DATA LISTING:
═══

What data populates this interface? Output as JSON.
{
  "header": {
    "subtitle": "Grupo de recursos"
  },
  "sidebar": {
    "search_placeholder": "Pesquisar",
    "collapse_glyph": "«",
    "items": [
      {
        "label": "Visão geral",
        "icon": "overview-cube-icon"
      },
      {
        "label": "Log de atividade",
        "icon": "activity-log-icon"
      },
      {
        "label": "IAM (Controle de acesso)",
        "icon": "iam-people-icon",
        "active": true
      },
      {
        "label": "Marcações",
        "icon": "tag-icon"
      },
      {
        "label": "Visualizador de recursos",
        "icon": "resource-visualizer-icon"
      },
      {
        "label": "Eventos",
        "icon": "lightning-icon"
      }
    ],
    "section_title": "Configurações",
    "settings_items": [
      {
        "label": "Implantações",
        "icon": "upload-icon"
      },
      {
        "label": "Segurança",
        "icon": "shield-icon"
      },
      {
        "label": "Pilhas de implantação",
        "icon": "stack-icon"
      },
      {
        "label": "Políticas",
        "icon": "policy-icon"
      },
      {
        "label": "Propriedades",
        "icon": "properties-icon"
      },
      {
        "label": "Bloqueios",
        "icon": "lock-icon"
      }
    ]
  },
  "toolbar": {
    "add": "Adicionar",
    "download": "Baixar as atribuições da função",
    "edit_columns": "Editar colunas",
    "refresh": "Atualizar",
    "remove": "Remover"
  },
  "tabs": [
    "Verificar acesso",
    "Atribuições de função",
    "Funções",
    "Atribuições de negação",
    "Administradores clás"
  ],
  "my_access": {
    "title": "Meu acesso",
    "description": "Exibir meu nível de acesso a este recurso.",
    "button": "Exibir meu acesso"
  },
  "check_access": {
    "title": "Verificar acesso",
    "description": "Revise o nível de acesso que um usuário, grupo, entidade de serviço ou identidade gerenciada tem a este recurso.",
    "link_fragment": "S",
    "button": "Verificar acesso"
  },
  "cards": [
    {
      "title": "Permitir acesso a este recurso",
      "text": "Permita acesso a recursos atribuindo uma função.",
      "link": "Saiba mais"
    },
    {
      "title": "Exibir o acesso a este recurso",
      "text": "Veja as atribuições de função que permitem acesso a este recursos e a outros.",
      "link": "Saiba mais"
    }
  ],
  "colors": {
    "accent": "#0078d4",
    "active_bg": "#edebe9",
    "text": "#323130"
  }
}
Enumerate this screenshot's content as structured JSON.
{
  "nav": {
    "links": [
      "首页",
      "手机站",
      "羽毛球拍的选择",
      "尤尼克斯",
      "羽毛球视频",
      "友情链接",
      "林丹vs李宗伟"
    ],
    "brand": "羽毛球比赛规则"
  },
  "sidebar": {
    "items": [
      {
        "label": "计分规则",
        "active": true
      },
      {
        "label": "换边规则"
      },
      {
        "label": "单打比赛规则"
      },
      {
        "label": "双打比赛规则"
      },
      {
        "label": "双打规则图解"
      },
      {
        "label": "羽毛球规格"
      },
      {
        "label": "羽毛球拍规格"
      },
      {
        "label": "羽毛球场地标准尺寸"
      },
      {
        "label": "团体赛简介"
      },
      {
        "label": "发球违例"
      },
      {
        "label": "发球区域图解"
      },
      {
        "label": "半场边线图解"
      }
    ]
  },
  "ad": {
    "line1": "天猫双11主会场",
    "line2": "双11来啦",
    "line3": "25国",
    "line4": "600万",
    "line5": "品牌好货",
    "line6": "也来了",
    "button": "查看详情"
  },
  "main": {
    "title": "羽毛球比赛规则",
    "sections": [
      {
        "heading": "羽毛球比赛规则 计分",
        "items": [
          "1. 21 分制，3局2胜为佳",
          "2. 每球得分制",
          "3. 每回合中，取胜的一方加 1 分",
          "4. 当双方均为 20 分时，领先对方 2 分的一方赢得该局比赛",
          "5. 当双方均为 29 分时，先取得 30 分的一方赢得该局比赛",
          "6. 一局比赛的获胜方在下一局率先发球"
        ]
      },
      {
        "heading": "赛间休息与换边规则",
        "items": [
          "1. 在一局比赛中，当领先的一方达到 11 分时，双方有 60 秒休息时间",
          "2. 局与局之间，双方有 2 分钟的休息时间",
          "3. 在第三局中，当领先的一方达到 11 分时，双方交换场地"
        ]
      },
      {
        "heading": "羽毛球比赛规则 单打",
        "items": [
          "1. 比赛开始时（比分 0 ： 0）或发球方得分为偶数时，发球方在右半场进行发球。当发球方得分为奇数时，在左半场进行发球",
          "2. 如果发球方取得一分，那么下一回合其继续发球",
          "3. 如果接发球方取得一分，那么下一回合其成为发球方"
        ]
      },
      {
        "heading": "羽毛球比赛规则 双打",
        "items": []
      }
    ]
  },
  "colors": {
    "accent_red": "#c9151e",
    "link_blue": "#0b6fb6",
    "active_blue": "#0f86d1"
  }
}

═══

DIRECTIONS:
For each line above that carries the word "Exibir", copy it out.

OUTPUT BELOW:
    "description": "Exibir meu nível de acesso a este recurso.",
    "button": "Exibir meu acesso"
      "title": "Exibir o acesso a este recurso",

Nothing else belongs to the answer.